The effectiveness of breathing in quieting the mind

Meditation Guy Yeadon

There is nothing I have found more effective for returning me to the now than to practice becoming conscious of my breathing. When I am focused on my breathing, marking time, checking the fullness of my diaphragm and the nature of my posture I am immediately brought into the now. My mind quiets its incessant state of wanting, judgment, and identification.

Lama Surya Das states that ‘our minds are consumed with four things. Stories about our future. Stories about our past. Judgments about ourselves. Judgments about others.’ This feels very true to me and feels consistent with the teachings of Eckhart Tolle who states that our ego is a constant state of judgment and identification.

When we can become present with the mechanical predispositions of our mind and ego we can identify the behavior, become conscious of it, and discard it. Rarely can we do this without being in a state of mindfulness. Breathing is key in helping me achieve this state and one of the simplest breathing techniques I know of for the novice or advanced practitioner is box breathing.

The benefits of box breathing

Healthiline.com defines ‘Box breathing, also known as square breathing, as a technique used when taking slow, deep breaths. It can heighten performance and concentration while also being a powerful stress reliever. It’s also called four-square breathing. Healthline goes on to state ‘According to the Mayo Clinic, there’s sufficient evidence that intentional deep breathing can actually calm and regulate the autonomic nervous system (ANS). This system regulates involuntary body functions such as temperature. It can lower blood pressure and provide an almost immediate sense of calm. The slow holding of breath allows CO2 to build up in the blood. An increased blood CO2 enhances the cardio-inhibitory response of the vagus nerve when you exhale and stimulates your parasympathetic system.
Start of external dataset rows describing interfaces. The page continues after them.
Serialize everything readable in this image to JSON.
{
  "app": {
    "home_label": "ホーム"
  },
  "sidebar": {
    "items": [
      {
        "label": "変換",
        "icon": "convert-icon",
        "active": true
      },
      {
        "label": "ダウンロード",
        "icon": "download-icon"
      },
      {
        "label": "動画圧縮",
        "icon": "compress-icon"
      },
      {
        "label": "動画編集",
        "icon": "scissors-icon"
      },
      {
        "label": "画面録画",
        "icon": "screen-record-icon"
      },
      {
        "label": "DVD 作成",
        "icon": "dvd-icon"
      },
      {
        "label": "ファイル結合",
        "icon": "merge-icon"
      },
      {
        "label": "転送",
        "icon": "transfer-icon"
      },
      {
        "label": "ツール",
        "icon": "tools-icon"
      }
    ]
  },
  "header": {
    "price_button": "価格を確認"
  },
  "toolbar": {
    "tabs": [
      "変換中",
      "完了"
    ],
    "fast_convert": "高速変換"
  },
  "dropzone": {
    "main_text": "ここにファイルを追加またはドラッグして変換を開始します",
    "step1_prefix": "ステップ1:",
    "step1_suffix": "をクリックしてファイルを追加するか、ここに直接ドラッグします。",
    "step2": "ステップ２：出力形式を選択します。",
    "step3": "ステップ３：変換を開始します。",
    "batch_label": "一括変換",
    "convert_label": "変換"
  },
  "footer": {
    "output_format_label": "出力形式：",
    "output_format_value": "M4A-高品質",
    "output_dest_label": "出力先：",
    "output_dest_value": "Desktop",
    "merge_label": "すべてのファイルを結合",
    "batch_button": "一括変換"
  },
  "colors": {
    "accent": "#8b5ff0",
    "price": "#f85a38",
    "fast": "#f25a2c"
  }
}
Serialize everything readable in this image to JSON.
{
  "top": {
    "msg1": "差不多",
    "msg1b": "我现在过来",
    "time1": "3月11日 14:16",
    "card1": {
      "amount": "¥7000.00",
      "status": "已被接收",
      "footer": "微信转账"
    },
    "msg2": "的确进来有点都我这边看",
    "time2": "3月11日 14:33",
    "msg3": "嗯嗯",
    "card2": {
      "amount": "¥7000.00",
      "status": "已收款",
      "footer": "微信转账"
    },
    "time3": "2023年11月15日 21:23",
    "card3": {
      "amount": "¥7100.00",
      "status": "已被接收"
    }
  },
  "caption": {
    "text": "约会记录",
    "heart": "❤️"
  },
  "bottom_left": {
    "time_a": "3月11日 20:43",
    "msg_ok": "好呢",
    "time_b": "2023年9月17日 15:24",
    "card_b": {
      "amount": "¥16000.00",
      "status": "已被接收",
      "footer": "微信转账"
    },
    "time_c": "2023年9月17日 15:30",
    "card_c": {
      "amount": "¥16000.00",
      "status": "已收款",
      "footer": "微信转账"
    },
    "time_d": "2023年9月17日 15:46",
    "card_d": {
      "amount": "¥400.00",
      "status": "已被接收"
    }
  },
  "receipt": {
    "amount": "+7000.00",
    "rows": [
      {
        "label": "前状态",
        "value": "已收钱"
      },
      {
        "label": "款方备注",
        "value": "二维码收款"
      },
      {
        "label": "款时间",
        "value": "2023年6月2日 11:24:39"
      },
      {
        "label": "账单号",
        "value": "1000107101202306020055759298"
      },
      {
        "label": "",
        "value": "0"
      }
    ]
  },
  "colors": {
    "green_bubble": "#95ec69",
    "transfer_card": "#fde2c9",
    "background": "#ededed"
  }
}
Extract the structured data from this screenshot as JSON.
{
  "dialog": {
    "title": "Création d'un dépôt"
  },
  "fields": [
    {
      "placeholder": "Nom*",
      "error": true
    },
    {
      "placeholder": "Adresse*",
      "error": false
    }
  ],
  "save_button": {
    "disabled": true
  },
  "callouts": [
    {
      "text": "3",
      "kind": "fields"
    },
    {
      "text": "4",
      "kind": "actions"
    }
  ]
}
This produces a calm and relaxed feeling in the mind and body. Box breathing can reduce stress and improve your mood. That makes it an exceptional treatment for conditions such as generalized anxiety disorder (GAD), panic disorder, post-traumatic stress disorder (PTSD), and depression. It can also help treat insomnia by allowing you to calm your nervous system at night before bed. Box breathing can even be efficient at helping with pain management.’

How to perform box breathing

1. Find a quiet solitary space and sit comfortably for several moments breathing naturally.
2. Breathe in fully through the nose, extending the diaphragm while counting slowly to four. Focus on the fullness and depth of your breath while maintaining count.
3. Upon reaching the count of four, hold your breath for an additional 4 count.
4. At the count of four from holding your breath, now slow exhale through your mouth to the same slow count of four.
5. Breath normally to the count of four.
6. Complete 12-15 repetitions.

Upon completion of Box Breathing, I generally like to do a short 15-minute meditation to build on the sense of serenity that Box Breathing has provided.

Daily Challenge

I would challenge you to practice Box Breathing no less than three times throughout the course of your day. Once complete please share your experience here in the comments section.

Peace and love,
The Meditation Guy